Mr Alia was president from 1985 to 1992. But his trial has quickly zeroed in on events before then, when he was a young Communist and a junior in the Stalinist regime of the late dictator Enver Hoxha.

'The truth is coming out every minute. It's not for economic crimes. This trial is turning into a political event,' his lawyer, Kleanthi Koci, said during a recess.

'This is what they (the state prosecutors) had in mind all along, although the charges did not openly say so. This is the way it seems to be going though I hope it will not end this way.'

Cross-examination on the second day of the trial, in a cramped and stifling Tirana courtroom, focused on events in 1951, when a bomb was tossed into the Soviet embassy, and 1967, when the Communists banned religion.

Presiding Judge Andi Celiku rapped frequently with his fist for silence as the prosecutor, Neshat Fana, questioned a former vice-president, Rita Marko, and a former prime minister, Adil Carcani, about the bombing.

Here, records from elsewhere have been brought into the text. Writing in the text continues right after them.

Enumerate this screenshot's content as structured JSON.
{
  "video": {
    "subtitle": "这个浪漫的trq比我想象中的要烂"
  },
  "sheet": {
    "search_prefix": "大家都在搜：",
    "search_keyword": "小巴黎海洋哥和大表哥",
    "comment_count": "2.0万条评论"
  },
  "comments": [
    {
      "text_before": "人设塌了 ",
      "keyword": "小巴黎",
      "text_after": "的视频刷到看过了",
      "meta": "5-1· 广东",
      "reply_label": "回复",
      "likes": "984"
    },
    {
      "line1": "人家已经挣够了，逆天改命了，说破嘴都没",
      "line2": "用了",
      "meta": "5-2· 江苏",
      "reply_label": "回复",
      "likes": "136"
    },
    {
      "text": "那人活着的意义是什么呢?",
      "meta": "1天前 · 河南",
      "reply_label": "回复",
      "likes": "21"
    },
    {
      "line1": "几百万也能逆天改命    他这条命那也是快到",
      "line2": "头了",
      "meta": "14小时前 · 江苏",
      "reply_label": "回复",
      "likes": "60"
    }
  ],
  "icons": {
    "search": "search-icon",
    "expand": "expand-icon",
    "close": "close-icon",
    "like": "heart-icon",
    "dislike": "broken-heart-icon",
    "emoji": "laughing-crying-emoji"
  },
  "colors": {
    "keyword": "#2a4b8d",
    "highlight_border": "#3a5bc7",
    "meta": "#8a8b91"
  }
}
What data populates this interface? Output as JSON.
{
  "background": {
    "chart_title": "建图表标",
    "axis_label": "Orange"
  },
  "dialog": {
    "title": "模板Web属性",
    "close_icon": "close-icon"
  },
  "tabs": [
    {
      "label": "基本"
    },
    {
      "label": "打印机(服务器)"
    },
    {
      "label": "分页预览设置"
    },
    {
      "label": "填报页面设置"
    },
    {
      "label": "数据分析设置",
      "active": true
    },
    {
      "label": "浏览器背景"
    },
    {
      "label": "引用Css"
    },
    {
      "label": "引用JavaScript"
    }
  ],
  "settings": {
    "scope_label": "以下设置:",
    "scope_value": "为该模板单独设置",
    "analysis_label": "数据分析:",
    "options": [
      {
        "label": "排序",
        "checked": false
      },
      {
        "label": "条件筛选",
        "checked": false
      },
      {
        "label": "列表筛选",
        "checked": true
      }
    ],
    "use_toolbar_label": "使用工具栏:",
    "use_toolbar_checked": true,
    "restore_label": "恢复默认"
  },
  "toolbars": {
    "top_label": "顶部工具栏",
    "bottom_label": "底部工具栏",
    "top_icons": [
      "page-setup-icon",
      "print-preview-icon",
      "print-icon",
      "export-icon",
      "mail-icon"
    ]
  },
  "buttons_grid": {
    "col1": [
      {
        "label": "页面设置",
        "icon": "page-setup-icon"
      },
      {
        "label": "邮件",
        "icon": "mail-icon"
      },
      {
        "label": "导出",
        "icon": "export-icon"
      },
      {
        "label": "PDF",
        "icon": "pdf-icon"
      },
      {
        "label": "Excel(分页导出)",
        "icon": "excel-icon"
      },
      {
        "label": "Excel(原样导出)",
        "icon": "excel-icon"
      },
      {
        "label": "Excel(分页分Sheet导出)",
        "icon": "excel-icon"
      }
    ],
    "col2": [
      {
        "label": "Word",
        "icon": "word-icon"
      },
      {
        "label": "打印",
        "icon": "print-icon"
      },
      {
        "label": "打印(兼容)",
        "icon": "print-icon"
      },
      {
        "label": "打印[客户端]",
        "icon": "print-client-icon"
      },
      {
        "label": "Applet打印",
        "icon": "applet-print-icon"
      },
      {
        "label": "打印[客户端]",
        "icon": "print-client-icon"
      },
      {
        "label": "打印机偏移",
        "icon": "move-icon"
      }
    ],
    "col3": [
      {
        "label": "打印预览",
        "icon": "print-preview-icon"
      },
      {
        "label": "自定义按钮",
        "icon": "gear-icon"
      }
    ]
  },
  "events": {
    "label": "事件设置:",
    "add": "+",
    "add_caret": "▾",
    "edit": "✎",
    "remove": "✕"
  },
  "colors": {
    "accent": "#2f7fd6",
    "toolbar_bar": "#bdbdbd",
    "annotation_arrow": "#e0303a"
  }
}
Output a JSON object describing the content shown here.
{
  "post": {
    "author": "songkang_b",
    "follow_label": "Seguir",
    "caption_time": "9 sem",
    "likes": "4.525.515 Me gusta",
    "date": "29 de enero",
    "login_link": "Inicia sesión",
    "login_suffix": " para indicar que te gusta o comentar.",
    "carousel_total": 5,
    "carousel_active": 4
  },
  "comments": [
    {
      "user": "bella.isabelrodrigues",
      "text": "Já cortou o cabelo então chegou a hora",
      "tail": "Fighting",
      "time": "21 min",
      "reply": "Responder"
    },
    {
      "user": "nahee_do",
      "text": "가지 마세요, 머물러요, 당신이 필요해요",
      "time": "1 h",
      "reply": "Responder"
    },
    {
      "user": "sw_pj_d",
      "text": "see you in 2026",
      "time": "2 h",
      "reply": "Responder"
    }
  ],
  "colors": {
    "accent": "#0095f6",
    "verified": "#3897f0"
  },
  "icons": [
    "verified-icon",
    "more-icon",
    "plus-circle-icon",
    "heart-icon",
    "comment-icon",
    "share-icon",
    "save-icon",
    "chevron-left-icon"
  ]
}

In reprisal for the attack on the embassy of their then staunchest ally - in which no injuries were caused - 22 suspected opponents of the regime were killed, buried in a mass grave and, it is alleged, 'convicted' in a fake trial staged only later.

Mr Koci, rising to the defence of Mr Alia who was mostly silent, protested when the prosecutor linked his client to the two issues. Earlier, Mr Alia said he was 'a nobody in 1951' and could not be held responsible for actions taken then by the police or government.

On Saturday, Judge Celiku dismissed a demand by Mr Alia that the trial should be televised live. Mr Alia, apparently confident that he still has some support and sympathy among Albanians, had argued that the people had a right to see everything.